TASK — Check every line of the entries for the string "icon" and return the ones that contain it.

Page and application data records:
• • •

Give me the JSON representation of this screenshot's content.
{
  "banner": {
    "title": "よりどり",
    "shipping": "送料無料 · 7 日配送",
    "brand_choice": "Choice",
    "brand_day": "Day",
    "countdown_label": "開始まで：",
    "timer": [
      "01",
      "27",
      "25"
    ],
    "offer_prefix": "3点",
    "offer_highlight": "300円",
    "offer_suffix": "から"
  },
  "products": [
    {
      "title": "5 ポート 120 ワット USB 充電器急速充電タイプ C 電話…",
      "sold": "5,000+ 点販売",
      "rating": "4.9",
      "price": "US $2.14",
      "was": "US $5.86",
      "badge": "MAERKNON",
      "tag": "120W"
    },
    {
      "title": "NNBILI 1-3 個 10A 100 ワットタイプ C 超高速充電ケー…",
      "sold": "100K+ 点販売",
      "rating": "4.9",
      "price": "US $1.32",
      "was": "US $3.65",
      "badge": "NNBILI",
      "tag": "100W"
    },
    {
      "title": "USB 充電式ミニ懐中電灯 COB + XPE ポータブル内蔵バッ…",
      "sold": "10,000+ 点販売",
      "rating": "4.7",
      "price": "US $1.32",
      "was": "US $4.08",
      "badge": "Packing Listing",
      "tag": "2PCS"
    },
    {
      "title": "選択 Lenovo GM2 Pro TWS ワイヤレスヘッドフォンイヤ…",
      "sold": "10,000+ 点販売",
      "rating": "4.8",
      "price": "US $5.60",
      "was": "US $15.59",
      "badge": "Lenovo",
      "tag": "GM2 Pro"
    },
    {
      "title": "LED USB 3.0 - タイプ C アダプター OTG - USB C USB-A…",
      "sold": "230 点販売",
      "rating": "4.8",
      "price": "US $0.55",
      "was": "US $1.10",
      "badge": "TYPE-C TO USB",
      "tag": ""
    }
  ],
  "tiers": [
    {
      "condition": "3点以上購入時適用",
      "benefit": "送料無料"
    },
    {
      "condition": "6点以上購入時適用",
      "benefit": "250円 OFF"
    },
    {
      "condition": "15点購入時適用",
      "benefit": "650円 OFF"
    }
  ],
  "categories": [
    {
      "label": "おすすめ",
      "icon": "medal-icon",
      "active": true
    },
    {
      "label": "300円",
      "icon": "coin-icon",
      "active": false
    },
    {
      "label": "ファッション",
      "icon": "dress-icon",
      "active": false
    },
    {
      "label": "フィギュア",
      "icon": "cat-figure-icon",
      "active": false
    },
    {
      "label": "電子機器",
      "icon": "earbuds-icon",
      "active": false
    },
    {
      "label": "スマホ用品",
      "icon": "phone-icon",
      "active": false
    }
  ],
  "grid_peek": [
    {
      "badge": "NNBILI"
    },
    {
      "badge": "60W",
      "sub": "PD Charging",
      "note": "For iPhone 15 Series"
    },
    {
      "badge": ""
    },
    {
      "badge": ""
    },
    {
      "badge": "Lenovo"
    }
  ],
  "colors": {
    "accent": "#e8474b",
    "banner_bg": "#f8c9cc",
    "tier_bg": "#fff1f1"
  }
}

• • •

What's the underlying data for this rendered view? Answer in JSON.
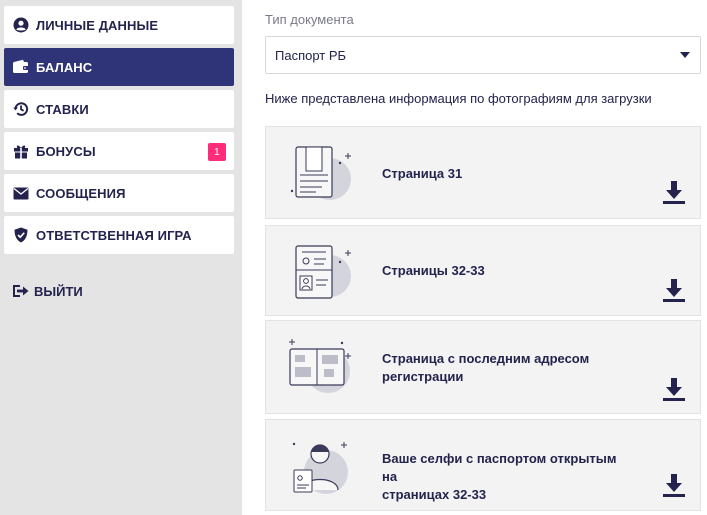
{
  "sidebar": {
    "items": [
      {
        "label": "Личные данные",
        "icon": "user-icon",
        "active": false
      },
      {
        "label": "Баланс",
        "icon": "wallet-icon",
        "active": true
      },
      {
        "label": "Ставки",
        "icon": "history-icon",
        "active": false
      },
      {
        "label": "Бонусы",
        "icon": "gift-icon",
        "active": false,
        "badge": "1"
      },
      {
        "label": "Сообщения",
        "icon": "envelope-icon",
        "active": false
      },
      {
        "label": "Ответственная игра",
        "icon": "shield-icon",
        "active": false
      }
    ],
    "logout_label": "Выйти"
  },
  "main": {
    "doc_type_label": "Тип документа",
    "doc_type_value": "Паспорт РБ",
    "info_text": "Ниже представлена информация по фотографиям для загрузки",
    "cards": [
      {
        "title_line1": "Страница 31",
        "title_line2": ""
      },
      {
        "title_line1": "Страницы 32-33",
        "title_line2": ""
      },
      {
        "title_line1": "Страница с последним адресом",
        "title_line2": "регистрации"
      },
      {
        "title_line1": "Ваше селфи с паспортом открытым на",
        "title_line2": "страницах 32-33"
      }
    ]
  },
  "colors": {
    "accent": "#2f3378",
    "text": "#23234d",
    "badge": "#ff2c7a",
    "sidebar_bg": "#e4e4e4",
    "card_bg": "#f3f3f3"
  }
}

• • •

TASK RESPONSE —
      "icon": "medal-icon",
      "icon": "coin-icon",
      "icon": "dress-icon",
      "icon": "cat-figure-icon",
      "icon": "earbuds-icon",
      "icon": "phone-icon",
        "icon": "user-icon",
        "icon": "wallet-icon",
        "icon": "history-icon",
        "icon": "gift-icon",
        "icon": "envelope-icon",
        "icon": "shield-icon",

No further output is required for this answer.